The records below are to be restated word for word, with their images omitted.
***** Working data *****
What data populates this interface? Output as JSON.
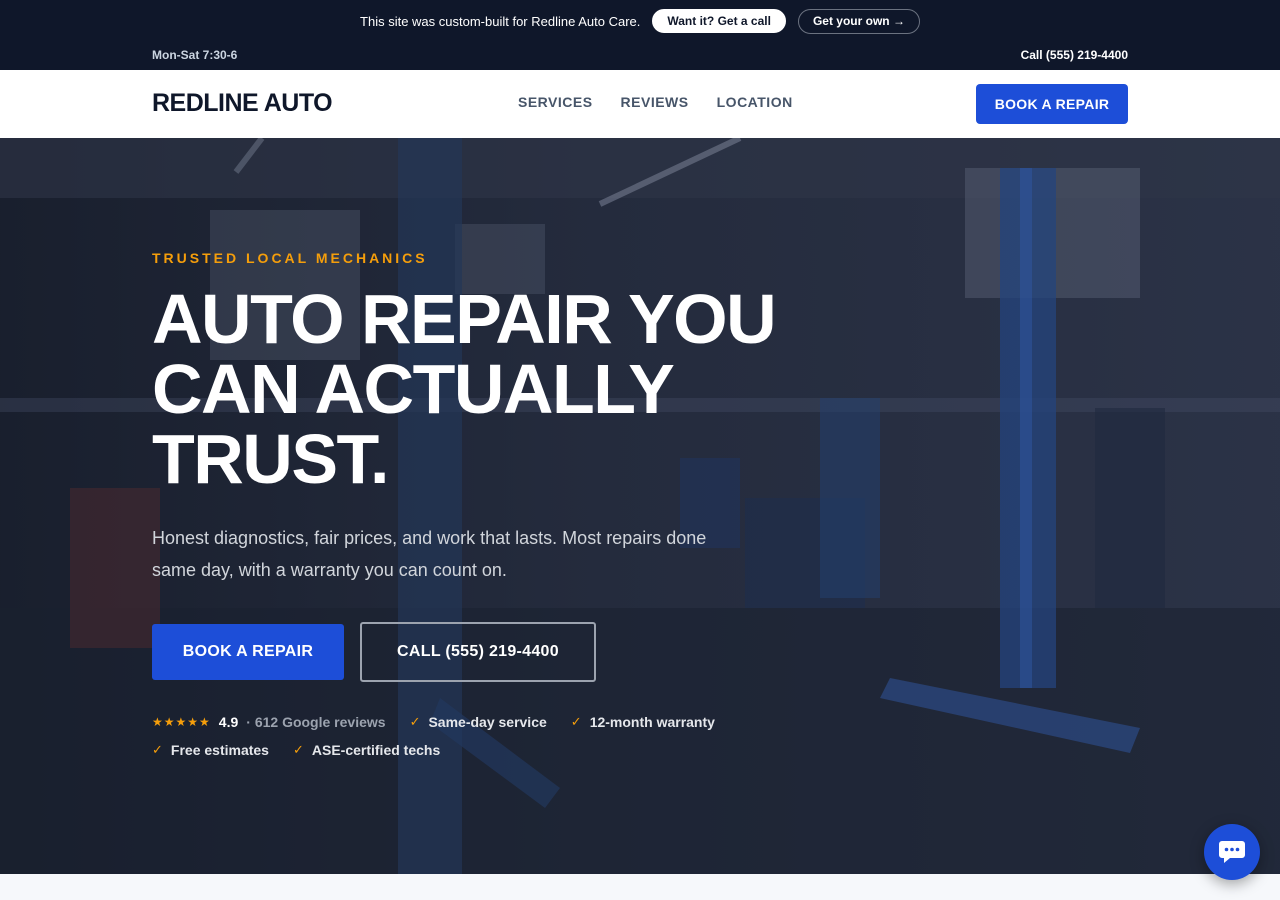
{
  "promo": {
    "text": "This site was custom-built for Redline Auto Care.",
    "primary_label": "Want it? Get a call",
    "secondary_label": "Get your own →"
  },
  "utility": {
    "hours": "Mon-Sat 7:30-6",
    "call": "Call (555) 219-4400"
  },
  "header": {
    "logo": "REDLINE AUTO",
    "nav": [
      {
        "label": "SERVICES"
      },
      {
        "label": "REVIEWS"
      },
      {
        "label": "LOCATION"
      }
    ],
    "cta_label": "BOOK A REPAIR"
  },
  "hero": {
    "eyebrow": "TRUSTED LOCAL MECHANICS",
    "headline_lines": [
      "AUTO REPAIR YOU",
      "CAN ACTUALLY",
      "TRUST."
    ],
    "subhead": "Honest diagnostics, fair prices, and work that lasts. Most repairs done same day, with a warranty you can count on.",
    "cta_primary": "BOOK A REPAIR",
    "cta_secondary": "CALL (555) 219-4400",
    "rating": {
      "stars": "★★★★★",
      "score": "4.9",
      "count": "· 612 Google reviews"
    },
    "badges": [
      {
        "label": "Same-day service"
      },
      {
        "label": "12-month warranty"
      },
      {
        "label": "Free estimates"
      },
      {
        "label": "ASE-certified techs"
      }
    ],
    "check_glyph": "✓"
  },
  "colors": {
    "dark": "#0f172a",
    "accent_blue": "#1d4ed8",
    "accent_orange": "#f59e0b"
  },
  "icons": {
    "chat": "chat-bubble-icon"
  }
}
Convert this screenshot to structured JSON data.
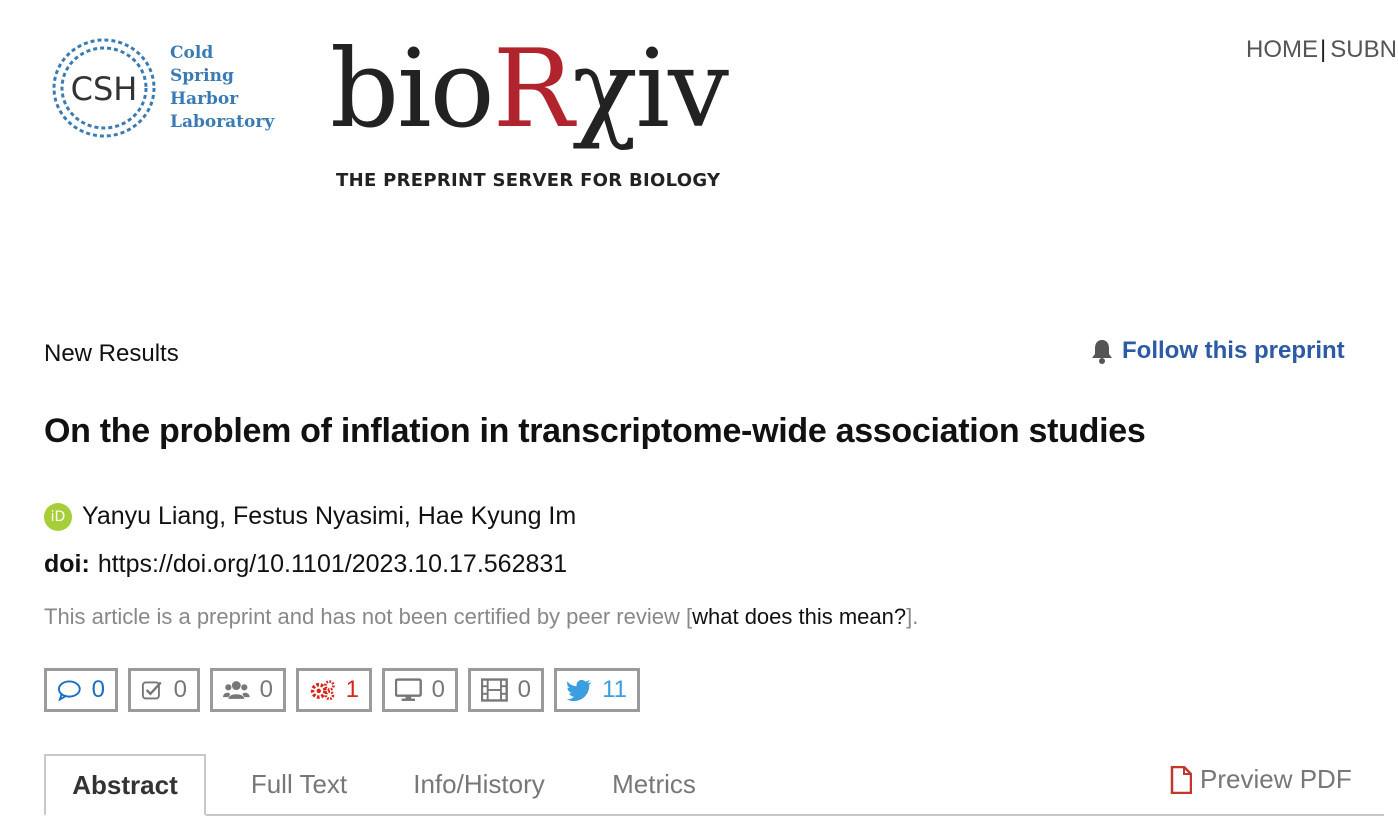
{
  "header": {
    "csh_logo_lines": [
      "Cold",
      "Spring",
      "Harbor",
      "Laboratory"
    ],
    "csh_monogram": "CSH",
    "brand_prefix": "bio",
    "brand_accent": "R",
    "brand_suffix": "χiv",
    "tagline": "THE PREPRINT SERVER FOR BIOLOGY",
    "nav": {
      "home": "HOME",
      "separator": "|",
      "submit": "SUBN"
    }
  },
  "article": {
    "section": "New Results",
    "follow_label": "Follow this preprint",
    "title": "On the problem of inflation in transcriptome-wide association studies",
    "orcid_glyph": "iD",
    "authors": "Yanyu Liang, Festus Nyasimi, Hae Kyung Im",
    "doi_label": "doi:",
    "doi_value": "https://doi.org/10.1101/2023.10.17.562831",
    "disclaimer_before": "This article is a preprint and has not been certified by peer review [",
    "disclaimer_link": "what does this mean?",
    "disclaimer_after": "]."
  },
  "metrics": [
    {
      "icon": "comment-icon",
      "value": "0",
      "color": "#1a6fc4"
    },
    {
      "icon": "check-square-icon",
      "value": "0",
      "color": "#777777"
    },
    {
      "icon": "users-icon",
      "value": "0",
      "color": "#777777"
    },
    {
      "icon": "cogs-icon",
      "value": "1",
      "color": "#d9261c"
    },
    {
      "icon": "monitor-icon",
      "value": "0",
      "color": "#777777"
    },
    {
      "icon": "film-icon",
      "value": "0",
      "color": "#777777"
    },
    {
      "icon": "twitter-icon",
      "value": "11",
      "color": "#3a9ee0"
    }
  ],
  "tabs": {
    "abstract": "Abstract",
    "full_text": "Full Text",
    "info_history": "Info/History",
    "metrics": "Metrics",
    "preview_pdf": "Preview PDF"
  },
  "colors": {
    "brand_red": "#b2242d",
    "link_blue": "#2c5aa5",
    "orcid_green": "#a6ce39",
    "csh_blue": "#3b7bb3"
  }
}
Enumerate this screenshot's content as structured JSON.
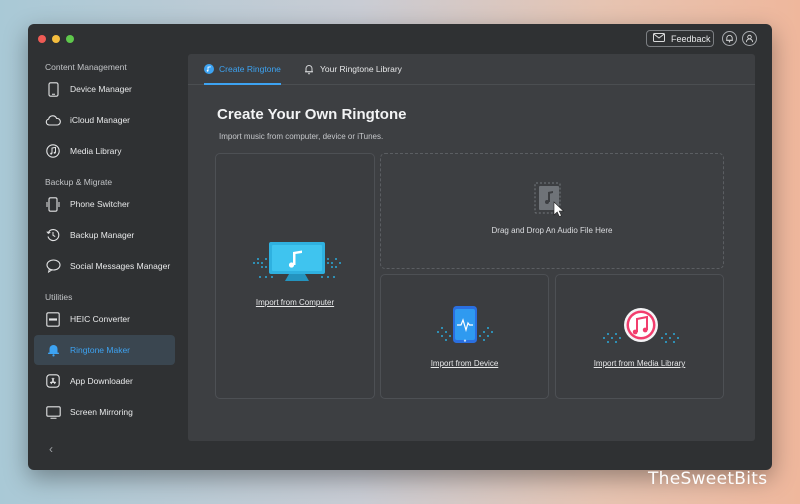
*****
• **Answer space**
What data populates this interface? Output as JSON.
{
  "promo": {
    "text": "This site was custom-built for Redline Auto Care.",
    "primary_label": "Want it? Get a call",
    "secondary_label": "Get your own →"
  },
  "utility": {
    "hours": "Mon-Sat 7:30-6",
    "call": "Call (555) 219-4400"
  },
  "header": {
    "logo": "REDLINE AUTO",
    "nav": [
      {
        "label": "SERVICES"
      },
      {
        "label": "REVIEWS"
      },
      {
        "label": "LOCATION"
      }
    ],
    "cta_label": "BOOK A REPAIR"
  },
  "hero": {
    "eyebrow": "TRUSTED LOCAL MECHANICS",
    "headline_lines": [
      "AUTO REPAIR YOU",
      "CAN ACTUALLY",
      "TRUST."
    ],
    "subhead": "Honest diagnostics, fair prices, and work that lasts. Most repairs done same day, with a warranty you can count on.",
    "cta_primary": "BOOK A REPAIR",
    "cta_secondary": "CALL (555) 219-4400",
    "rating": {
      "stars": "★★★★★",
      "score": "4.9",
      "count": "· 612 Google reviews"
    },
    "badges": [
      {
        "label": "Same-day service"
      },
      {
        "label": "12-month warranty"
      },
      {
        "label": "Free estimates"
      },
      {
        "label": "ASE-certified techs"
      }
    ],
    "check_glyph": "✓"
  },
  "colors": {
    "dark": "#0f172a",
    "accent_blue": "#1d4ed8",
    "accent_orange": "#f59e0b"
  },
  "icons": {
    "chat": "chat-bubble-icon"
  }
}
Convert this screenshot to structured JSON data.
{
  "header": {
    "csh_logo_lines": [
      "Cold",
      "Spring",
      "Harbor",
      "Laboratory"
    ],
    "csh_monogram": "CSH",
    "brand_prefix": "bio",
    "brand_accent": "R",
    "brand_suffix": "χiv",
    "tagline": "THE PREPRINT SERVER FOR BIOLOGY",
    "nav": {
      "home": "HOME",
      "separator": "|",
      "submit": "SUBN"
    }
  },
  "article": {
    "section": "New Results",
    "follow_label": "Follow this preprint",
    "title": "On the problem of inflation in transcriptome-wide association studies",
    "orcid_glyph": "iD",
    "authors": "Yanyu Liang, Festus Nyasimi, Hae Kyung Im",
    "doi_label": "doi:",
    "doi_value": "https://doi.org/10.1101/2023.10.17.562831",
    "disclaimer_before": "This article is a preprint and has not been certified by peer review [",
    "disclaimer_link": "what does this mean?",
    "disclaimer_after": "]."
  },
  "metrics": [
    {
      "icon": "comment-icon",
      "value": "0",
      "color": "#1a6fc4"
    },
    {
      "icon": "check-square-icon",
      "value": "0",
      "color": "#777777"
    },
    {
      "icon": "users-icon",
      "value": "0",
      "color": "#777777"
    },
    {
      "icon": "cogs-icon",
      "value": "1",
      "color": "#d9261c"
    },
    {
      "icon": "monitor-icon",
      "value": "0",
      "color": "#777777"
    },
    {
      "icon": "film-icon",
      "value": "0",
      "color": "#777777"
    },
    {
      "icon": "twitter-icon",
      "value": "11",
      "color": "#3a9ee0"
    }
  ],
  "tabs": {
    "abstract": "Abstract",
    "full_text": "Full Text",
    "info_history": "Info/History",
    "metrics": "Metrics",
    "preview_pdf": "Preview PDF"
  },
  "colors": {
    "brand_red": "#b2242d",
    "link_blue": "#2c5aa5",
    "orcid_green": "#a6ce39",
    "csh_blue": "#3b7bb3"
  }
}
Enumerate this screenshot's content as structured JSON.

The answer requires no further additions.